#### REQUIRED ACTION:
Here the whole listing must be retyped exactly, with no line omitted.

----------------

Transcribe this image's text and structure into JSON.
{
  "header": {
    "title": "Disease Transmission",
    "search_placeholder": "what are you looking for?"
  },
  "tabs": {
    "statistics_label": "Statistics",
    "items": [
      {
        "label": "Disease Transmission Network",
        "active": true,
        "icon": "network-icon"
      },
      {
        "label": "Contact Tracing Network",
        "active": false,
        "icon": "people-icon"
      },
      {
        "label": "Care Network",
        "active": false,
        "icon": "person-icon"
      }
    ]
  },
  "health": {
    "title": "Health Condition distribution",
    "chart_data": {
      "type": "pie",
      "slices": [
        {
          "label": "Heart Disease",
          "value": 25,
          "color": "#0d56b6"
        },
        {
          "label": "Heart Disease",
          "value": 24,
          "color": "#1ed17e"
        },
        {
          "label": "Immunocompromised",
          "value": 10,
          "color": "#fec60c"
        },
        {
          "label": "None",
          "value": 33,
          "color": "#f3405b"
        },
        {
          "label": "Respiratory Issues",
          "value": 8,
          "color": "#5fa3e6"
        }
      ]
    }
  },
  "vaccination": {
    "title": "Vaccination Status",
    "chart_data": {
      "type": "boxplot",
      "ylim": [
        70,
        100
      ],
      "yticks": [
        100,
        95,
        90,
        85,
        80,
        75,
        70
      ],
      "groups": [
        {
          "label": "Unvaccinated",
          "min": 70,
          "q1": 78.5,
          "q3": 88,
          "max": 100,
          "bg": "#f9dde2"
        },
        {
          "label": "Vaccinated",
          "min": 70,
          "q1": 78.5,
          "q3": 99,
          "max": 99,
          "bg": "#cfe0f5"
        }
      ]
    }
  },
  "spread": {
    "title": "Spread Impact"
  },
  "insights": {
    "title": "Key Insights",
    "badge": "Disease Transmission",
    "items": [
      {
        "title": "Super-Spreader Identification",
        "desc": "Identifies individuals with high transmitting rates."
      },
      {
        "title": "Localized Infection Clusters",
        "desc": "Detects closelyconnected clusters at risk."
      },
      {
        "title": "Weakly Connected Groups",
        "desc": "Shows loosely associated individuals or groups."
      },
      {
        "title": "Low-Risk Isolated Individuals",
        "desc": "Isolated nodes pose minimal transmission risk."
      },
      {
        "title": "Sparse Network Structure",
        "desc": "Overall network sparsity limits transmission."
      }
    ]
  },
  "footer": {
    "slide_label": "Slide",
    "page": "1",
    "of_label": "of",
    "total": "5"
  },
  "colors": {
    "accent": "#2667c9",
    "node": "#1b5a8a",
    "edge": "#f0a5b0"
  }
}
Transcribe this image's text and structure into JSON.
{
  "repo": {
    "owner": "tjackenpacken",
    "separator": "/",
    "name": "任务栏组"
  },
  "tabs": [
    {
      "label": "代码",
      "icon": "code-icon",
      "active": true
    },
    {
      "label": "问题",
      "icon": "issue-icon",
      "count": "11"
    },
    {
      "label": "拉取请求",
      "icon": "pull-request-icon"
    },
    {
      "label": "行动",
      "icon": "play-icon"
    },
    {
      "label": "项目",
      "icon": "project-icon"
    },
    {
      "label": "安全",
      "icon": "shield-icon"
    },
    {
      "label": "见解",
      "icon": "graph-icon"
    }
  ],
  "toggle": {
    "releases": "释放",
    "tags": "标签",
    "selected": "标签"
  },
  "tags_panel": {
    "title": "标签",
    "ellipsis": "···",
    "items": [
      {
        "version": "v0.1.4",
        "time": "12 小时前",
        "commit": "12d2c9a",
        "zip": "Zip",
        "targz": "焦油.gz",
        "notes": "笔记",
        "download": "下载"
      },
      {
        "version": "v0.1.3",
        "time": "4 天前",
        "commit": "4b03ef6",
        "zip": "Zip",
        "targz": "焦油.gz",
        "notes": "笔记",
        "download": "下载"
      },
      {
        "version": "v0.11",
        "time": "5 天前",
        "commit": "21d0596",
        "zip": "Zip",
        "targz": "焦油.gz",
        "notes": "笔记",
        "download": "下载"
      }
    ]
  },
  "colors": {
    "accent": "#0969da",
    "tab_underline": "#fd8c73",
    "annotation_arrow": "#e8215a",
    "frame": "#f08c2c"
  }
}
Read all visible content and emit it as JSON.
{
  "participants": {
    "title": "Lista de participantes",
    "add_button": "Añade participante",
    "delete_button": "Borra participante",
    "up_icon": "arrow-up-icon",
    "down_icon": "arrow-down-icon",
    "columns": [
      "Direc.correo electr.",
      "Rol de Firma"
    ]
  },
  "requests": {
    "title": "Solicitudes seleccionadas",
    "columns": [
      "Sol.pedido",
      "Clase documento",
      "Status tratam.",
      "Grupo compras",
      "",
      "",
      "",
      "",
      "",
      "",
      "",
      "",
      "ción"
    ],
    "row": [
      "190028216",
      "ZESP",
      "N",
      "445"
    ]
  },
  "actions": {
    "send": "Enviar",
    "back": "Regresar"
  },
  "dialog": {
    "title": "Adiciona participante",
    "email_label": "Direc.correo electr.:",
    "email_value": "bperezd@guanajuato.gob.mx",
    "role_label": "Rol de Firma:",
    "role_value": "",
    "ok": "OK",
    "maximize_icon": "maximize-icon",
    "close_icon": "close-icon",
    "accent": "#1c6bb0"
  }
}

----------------

#### ANSWER FOR THIS EXERCISE:
Transcribe this image's text and structure into JSON.
{
  "header": {
    "title": "Disease Transmission",
    "search_placeholder": "what are you looking for?"
  },
  "tabs": {
    "statistics_label": "Statistics",
    "items": [
      {
        "label": "Disease Transmission Network",
        "active": true,
        "icon": "network-icon"
      },
      {
        "label": "Contact Tracing Network",
        "active": false,
        "icon": "people-icon"
      },
      {
        "label": "Care Network",
        "active": false,
        "icon": "person-icon"
      }
    ]
  },
  "health": {
    "title": "Health Condition distribution",
    "chart_data": {
      "type": "pie",
      "slices": [
        {
          "label": "Heart Disease",
          "value": 25,
          "color": "#0d56b6"
        },
        {
          "label": "Heart Disease",
          "value": 24,
          "color": "#1ed17e"
        },
        {
          "label": "Immunocompromised",
          "value": 10,
          "color": "#fec60c"
        },
        {
          "label": "None",
          "value": 33,
          "color": "#f3405b"
        },
        {
          "label": "Respiratory Issues",
          "value": 8,
          "color": "#5fa3e6"
        }
      ]
    }
  },
  "vaccination": {
    "title": "Vaccination Status",
    "chart_data": {
      "type": "boxplot",
      "ylim": [
        70,
        100
      ],
      "yticks": [
        100,
        95,
        90,
        85,
        80,
        75,
        70
      ],
      "groups": [
        {
          "label": "Unvaccinated",
          "min": 70,
          "q1": 78.5,
          "q3": 88,
          "max": 100,
          "bg": "#f9dde2"
        },
        {
          "label": "Vaccinated",
          "min": 70,
          "q1": 78.5,
          "q3": 99,
          "max": 99,
          "bg": "#cfe0f5"
        }
      ]
    }
  },
  "spread": {
    "title": "Spread Impact"
  },
  "insights": {
    "title": "Key Insights",
    "badge": "Disease Transmission",
    "items": [
      {
        "title": "Super-Spreader Identification",
        "desc": "Identifies individuals with high transmitting rates."
      },
      {
        "title": "Localized Infection Clusters",
        "desc": "Detects closelyconnected clusters at risk."
      },
      {
        "title": "Weakly Connected Groups",
        "desc": "Shows loosely associated individuals or groups."
      },
      {
        "title": "Low-Risk Isolated Individuals",
        "desc": "Isolated nodes pose minimal transmission risk."
      },
      {
        "title": "Sparse Network Structure",
        "desc": "Overall network sparsity limits transmission."
      }
    ]
  },
  "footer": {
    "slide_label": "Slide",
    "page": "1",
    "of_label": "of",
    "total": "5"
  },
  "colors": {
    "accent": "#2667c9",
    "node": "#1b5a8a",
    "edge": "#f0a5b0"
  }
}
Transcribe this image's text and structure into JSON.
{
  "repo": {
    "owner": "tjackenpacken",
    "separator": "/",
    "name": "任务栏组"
  },
  "tabs": [
    {
      "label": "代码",
      "icon": "code-icon",
      "active": true
    },
    {
      "label": "问题",
      "icon": "issue-icon",
      "count": "11"
    },
    {
      "label": "拉取请求",
      "icon": "pull-request-icon"
    },
    {
      "label": "行动",
      "icon": "play-icon"
    },
    {
      "label": "项目",
      "icon": "project-icon"
    },
    {
      "label": "安全",
      "icon": "shield-icon"
    },
    {
      "label": "见解",
      "icon": "graph-icon"
    }
  ],
  "toggle": {
    "releases": "释放",
    "tags": "标签",
    "selected": "标签"
  },
  "tags_panel": {
    "title": "标签",
    "ellipsis": "···",
    "items": [
      {
        "version": "v0.1.4",
        "time": "12 小时前",
        "commit": "12d2c9a",
        "zip": "Zip",
        "targz": "焦油.gz",
        "notes": "笔记",
        "download": "下载"
      },
      {
        "version": "v0.1.3",
        "time": "4 天前",
        "commit": "4b03ef6",
        "zip": "Zip",
        "targz": "焦油.gz",
        "notes": "笔记",
        "download": "下载"
      },
      {
        "version": "v0.11",
        "time": "5 天前",
        "commit": "21d0596",
        "zip": "Zip",
        "targz": "焦油.gz",
        "notes": "笔记",
        "download": "下载"
      }
    ]
  },
  "colors": {
    "accent": "#0969da",
    "tab_underline": "#fd8c73",
    "annotation_arrow": "#e8215a",
    "frame": "#f08c2c"
  }
}
Read all visible content and emit it as JSON.
{
  "participants": {
    "title": "Lista de participantes",
    "add_button": "Añade participante",
    "delete_button": "Borra participante",
    "up_icon": "arrow-up-icon",
    "down_icon": "arrow-down-icon",
    "columns": [
      "Direc.correo electr.",
      "Rol de Firma"
    ]
  },
  "requests": {
    "title": "Solicitudes seleccionadas",
    "columns": [
      "Sol.pedido",
      "Clase documento",
      "Status tratam.",
      "Grupo compras",
      "",
      "",
      "",
      "",
      "",
      "",
      "",
      "",
      "ción"
    ],
    "row": [
      "190028216",
      "ZESP",
      "N",
      "445"
    ]
  },
  "actions": {
    "send": "Enviar",
    "back": "Regresar"
  },
  "dialog": {
    "title": "Adiciona participante",
    "email_label": "Direc.correo electr.:",
    "email_value": "bperezd@guanajuato.gob.mx",
    "role_label": "Rol de Firma:",
    "role_value": "",
    "ok": "OK",
    "maximize_icon": "maximize-icon",
    "close_icon": "close-icon",
    "accent": "#1c6bb0"
  }
}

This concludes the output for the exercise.